> **Data section**:
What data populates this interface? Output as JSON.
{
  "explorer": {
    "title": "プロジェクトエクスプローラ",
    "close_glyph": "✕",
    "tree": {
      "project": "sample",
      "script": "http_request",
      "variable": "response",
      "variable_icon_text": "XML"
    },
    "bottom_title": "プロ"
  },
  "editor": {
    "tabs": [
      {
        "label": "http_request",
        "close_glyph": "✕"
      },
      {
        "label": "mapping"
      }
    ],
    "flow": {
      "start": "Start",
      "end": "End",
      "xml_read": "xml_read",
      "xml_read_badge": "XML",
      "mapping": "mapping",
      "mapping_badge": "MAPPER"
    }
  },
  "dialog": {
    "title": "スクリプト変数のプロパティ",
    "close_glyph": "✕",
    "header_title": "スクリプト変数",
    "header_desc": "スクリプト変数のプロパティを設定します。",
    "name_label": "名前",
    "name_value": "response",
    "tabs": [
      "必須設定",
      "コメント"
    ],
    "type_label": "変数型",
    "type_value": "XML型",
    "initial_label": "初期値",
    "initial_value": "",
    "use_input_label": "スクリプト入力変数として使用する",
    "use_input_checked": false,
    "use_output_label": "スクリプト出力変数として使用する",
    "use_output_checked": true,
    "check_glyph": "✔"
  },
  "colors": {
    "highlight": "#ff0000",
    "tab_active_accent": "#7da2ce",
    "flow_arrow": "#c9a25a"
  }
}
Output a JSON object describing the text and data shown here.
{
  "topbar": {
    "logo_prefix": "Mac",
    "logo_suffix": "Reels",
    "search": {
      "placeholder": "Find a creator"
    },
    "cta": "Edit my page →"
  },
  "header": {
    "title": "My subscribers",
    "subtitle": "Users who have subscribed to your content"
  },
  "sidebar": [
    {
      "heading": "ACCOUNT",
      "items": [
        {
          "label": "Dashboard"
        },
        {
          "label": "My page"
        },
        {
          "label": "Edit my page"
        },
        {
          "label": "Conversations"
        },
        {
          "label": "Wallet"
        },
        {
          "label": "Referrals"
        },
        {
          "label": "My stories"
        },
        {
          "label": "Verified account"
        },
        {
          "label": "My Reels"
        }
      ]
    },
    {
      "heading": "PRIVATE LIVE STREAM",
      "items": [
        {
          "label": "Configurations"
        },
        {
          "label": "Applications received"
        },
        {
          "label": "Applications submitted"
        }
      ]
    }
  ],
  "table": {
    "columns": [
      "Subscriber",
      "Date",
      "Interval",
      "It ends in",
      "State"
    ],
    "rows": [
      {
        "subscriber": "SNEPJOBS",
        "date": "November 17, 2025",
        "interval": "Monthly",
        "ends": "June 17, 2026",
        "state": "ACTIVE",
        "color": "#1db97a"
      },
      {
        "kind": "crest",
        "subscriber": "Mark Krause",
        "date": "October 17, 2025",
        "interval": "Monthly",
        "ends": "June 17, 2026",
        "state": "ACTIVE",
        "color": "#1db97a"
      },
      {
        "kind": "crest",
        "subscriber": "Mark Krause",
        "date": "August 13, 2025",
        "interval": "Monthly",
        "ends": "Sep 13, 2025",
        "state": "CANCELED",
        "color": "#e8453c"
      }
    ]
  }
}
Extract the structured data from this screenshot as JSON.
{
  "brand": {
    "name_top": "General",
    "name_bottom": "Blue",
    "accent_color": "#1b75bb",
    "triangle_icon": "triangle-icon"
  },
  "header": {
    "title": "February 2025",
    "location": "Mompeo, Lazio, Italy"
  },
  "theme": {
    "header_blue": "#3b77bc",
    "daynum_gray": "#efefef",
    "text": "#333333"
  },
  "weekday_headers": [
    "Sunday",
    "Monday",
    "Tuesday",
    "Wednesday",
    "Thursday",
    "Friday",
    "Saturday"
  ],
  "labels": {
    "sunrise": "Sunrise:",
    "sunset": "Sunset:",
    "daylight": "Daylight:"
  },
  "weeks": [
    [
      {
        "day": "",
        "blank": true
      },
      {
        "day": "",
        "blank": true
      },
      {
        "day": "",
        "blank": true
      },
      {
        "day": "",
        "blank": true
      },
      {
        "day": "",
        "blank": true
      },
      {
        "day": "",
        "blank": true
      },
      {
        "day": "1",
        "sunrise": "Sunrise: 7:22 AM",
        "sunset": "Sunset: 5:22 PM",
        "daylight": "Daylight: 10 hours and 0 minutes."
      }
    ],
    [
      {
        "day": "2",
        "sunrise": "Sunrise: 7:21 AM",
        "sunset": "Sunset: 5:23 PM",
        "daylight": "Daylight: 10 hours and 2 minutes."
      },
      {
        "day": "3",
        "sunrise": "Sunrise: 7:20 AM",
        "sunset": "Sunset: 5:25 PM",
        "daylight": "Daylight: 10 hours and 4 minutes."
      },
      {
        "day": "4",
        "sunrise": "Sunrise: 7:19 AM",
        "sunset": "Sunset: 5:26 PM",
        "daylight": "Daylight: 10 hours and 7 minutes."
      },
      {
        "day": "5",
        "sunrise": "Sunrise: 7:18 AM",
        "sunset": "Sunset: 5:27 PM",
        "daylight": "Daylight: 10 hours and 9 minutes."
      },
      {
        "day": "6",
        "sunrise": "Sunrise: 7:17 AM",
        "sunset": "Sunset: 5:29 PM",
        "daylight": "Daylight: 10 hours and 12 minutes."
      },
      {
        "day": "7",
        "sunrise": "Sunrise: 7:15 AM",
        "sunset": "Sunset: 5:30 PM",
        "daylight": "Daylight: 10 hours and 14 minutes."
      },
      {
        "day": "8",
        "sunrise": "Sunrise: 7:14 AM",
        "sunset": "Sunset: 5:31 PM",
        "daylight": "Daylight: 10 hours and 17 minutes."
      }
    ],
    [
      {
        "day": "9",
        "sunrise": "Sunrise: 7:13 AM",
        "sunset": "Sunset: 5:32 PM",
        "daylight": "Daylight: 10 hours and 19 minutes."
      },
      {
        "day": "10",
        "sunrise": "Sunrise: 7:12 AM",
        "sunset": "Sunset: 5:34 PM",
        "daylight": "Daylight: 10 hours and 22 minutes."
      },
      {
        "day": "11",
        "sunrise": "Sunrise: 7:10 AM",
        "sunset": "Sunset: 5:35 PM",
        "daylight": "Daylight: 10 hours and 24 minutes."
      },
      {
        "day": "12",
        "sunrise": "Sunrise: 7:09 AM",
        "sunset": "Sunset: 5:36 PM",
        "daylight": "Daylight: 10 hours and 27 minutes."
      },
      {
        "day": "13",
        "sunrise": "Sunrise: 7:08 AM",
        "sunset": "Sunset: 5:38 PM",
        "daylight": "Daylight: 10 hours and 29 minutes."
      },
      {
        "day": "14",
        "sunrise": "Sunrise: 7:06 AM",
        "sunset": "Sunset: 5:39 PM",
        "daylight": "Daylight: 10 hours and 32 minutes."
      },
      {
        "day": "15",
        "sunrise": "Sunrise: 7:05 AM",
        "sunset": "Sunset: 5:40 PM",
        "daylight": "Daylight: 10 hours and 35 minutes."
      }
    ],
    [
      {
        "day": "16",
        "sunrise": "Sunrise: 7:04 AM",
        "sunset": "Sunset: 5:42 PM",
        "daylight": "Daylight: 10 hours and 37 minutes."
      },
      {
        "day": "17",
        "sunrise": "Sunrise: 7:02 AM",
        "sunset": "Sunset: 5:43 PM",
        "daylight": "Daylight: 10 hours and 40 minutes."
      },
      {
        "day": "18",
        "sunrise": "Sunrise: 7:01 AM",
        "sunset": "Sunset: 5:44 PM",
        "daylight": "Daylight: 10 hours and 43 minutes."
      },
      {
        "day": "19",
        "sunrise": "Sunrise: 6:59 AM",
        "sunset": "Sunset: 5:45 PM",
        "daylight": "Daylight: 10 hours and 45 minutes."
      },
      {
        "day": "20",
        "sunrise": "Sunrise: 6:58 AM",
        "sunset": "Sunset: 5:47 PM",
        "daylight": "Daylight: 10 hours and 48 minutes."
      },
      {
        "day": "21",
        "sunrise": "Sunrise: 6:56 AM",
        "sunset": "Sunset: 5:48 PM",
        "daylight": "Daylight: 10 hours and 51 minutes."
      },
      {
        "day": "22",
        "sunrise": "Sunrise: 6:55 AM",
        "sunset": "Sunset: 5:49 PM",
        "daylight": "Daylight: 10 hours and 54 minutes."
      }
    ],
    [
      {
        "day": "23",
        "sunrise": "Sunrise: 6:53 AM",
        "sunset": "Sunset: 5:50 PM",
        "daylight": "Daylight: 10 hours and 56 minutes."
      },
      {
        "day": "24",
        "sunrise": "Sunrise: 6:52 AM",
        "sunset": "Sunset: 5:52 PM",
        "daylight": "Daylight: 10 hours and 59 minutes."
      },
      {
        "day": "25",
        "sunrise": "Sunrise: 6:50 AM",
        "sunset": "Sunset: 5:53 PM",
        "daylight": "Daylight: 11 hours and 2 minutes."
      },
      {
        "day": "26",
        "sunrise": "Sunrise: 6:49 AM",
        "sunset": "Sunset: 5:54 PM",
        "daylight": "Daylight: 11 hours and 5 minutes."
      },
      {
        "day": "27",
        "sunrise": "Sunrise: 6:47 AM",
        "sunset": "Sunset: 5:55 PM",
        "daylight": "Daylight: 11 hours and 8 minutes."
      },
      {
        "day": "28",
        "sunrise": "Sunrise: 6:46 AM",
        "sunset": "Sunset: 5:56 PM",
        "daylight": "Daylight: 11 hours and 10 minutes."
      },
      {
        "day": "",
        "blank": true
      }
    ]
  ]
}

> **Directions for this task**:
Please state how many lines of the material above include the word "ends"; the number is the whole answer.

> **Task solution**:
4